Problem:
Would you please return every line from the listing that contains the word "username"?

Stored data:
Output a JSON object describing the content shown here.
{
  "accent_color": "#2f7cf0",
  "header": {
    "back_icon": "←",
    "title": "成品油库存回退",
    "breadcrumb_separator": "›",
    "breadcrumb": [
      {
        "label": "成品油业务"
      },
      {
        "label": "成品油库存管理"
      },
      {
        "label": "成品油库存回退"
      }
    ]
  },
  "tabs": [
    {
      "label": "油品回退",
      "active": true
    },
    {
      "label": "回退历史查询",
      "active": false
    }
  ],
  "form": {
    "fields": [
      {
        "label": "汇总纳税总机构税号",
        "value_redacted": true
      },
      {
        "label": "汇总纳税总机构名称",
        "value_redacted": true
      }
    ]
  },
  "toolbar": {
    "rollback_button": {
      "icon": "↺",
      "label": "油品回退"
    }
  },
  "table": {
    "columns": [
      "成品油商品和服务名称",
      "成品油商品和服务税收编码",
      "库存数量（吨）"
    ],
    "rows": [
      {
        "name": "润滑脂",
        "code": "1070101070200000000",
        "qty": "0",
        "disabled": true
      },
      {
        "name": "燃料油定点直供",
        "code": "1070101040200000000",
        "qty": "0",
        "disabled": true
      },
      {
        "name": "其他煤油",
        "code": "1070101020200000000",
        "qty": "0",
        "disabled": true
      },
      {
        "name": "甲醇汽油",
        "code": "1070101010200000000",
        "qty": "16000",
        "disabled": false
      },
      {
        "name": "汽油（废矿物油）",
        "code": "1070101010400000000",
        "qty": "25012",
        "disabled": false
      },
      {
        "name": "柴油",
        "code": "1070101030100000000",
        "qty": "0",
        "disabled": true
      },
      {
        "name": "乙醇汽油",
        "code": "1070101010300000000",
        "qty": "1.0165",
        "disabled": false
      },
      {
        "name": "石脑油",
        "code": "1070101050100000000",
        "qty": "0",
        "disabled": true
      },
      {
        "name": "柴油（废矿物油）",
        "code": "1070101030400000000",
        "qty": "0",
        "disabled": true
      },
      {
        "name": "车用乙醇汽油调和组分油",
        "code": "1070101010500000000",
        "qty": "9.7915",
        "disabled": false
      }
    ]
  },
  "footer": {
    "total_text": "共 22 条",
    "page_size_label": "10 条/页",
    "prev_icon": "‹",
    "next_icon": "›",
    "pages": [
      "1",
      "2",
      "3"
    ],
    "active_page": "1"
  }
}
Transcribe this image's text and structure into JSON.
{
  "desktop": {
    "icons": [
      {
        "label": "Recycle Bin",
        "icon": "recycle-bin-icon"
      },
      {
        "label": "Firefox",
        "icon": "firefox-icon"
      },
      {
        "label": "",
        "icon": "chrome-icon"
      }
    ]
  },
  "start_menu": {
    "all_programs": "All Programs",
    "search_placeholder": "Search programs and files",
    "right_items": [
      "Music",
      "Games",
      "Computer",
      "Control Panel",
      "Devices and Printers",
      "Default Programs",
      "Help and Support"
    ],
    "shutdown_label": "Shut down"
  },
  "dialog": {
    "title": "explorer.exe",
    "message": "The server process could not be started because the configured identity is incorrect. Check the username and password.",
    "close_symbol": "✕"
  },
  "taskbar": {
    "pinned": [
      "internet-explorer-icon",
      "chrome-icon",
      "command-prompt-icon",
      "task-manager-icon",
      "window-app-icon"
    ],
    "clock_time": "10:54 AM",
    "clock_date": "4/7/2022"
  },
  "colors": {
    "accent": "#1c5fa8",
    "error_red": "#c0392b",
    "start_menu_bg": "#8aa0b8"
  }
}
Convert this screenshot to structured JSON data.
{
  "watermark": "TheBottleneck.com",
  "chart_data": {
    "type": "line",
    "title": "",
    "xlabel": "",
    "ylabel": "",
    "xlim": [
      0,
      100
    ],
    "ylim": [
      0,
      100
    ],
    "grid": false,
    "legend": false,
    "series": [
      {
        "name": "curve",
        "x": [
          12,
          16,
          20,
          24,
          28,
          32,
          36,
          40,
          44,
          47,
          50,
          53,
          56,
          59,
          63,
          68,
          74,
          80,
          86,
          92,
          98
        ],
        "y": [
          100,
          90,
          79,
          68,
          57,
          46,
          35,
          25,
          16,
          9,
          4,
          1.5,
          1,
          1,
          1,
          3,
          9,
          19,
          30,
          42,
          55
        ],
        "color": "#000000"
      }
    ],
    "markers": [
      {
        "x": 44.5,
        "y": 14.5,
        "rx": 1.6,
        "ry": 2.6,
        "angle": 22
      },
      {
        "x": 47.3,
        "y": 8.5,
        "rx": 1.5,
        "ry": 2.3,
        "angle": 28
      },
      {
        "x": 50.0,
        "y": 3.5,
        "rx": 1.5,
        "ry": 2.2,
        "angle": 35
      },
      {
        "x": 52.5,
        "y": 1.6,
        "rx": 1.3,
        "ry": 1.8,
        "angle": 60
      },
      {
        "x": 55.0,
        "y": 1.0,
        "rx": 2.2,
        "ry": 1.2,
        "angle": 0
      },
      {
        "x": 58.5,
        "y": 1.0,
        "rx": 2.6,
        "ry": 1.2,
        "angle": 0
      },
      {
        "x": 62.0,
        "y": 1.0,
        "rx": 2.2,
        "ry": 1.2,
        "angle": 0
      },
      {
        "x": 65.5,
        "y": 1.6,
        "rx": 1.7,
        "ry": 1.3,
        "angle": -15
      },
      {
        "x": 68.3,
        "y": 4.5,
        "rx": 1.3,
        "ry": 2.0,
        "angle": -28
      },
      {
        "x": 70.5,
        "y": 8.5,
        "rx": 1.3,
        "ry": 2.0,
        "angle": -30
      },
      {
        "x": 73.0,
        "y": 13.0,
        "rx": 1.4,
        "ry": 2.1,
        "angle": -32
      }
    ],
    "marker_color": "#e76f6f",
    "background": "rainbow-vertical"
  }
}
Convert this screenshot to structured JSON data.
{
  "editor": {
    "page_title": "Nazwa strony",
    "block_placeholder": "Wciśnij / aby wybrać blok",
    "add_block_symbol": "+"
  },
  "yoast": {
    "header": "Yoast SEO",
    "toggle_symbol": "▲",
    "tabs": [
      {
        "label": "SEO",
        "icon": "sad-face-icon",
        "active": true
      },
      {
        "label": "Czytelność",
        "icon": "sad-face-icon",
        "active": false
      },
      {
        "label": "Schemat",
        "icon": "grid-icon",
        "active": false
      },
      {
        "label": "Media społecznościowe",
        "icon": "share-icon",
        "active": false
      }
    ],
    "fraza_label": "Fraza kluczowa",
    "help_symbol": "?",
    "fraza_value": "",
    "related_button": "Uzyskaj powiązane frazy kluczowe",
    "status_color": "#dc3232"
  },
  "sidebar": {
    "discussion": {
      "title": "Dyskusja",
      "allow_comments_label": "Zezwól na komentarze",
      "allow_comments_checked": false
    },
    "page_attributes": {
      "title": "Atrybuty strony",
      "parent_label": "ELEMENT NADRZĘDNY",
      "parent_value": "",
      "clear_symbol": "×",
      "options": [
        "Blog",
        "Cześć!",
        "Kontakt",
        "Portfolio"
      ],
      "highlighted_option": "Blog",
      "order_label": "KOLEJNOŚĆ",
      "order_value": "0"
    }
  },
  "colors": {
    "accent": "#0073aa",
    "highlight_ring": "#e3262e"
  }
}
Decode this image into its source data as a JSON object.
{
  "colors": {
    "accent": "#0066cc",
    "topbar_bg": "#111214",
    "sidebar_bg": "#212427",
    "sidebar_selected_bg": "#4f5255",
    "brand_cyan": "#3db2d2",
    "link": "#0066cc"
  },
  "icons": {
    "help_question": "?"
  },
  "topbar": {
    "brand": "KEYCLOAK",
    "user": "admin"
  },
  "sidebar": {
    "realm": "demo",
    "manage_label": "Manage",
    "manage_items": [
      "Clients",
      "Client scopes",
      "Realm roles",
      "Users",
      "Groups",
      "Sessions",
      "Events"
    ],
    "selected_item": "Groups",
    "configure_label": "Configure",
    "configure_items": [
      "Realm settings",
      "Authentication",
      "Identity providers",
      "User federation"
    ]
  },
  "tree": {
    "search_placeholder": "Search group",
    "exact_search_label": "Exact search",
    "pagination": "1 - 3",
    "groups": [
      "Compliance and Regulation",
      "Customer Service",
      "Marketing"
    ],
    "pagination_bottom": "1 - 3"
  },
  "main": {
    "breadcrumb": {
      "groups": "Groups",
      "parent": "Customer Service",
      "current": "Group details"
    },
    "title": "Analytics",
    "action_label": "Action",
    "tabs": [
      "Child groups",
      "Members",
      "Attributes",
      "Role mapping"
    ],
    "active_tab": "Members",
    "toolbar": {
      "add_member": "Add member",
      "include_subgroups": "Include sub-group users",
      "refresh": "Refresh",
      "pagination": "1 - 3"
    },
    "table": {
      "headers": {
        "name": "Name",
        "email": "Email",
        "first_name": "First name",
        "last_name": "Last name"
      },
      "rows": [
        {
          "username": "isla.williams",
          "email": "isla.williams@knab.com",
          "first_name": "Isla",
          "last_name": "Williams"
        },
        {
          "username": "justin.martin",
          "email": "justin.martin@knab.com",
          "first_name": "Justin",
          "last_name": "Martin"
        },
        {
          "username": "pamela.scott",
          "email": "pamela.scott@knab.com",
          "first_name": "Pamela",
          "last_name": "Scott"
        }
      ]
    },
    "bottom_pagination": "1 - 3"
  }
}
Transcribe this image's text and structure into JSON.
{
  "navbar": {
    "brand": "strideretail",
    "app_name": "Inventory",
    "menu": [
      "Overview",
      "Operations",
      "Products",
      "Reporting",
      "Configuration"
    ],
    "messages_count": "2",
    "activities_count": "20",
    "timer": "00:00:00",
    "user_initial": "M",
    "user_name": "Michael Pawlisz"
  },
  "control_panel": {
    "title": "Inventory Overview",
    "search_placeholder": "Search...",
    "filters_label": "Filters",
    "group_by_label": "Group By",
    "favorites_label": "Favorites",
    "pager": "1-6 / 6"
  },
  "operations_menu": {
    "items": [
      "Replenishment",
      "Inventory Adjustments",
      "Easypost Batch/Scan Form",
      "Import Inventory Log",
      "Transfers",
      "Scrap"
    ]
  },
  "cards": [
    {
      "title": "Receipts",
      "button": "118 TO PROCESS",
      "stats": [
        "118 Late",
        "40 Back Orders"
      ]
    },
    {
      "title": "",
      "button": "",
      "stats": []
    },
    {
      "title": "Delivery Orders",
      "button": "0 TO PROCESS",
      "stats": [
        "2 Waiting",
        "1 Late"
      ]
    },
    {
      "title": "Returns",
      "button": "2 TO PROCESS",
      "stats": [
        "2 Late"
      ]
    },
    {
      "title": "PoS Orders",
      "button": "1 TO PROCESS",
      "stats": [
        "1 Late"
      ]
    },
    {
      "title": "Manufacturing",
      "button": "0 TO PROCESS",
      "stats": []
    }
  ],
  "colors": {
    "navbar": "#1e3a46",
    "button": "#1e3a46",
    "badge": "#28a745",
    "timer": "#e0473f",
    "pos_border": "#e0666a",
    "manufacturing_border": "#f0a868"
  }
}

Expected answer:
    "message": "The server process could not be started because the configured identity is incorrect. Check the username and password.",
          "username": "isla.williams",
          "username": "justin.martin",
          "username": "pamela.scott",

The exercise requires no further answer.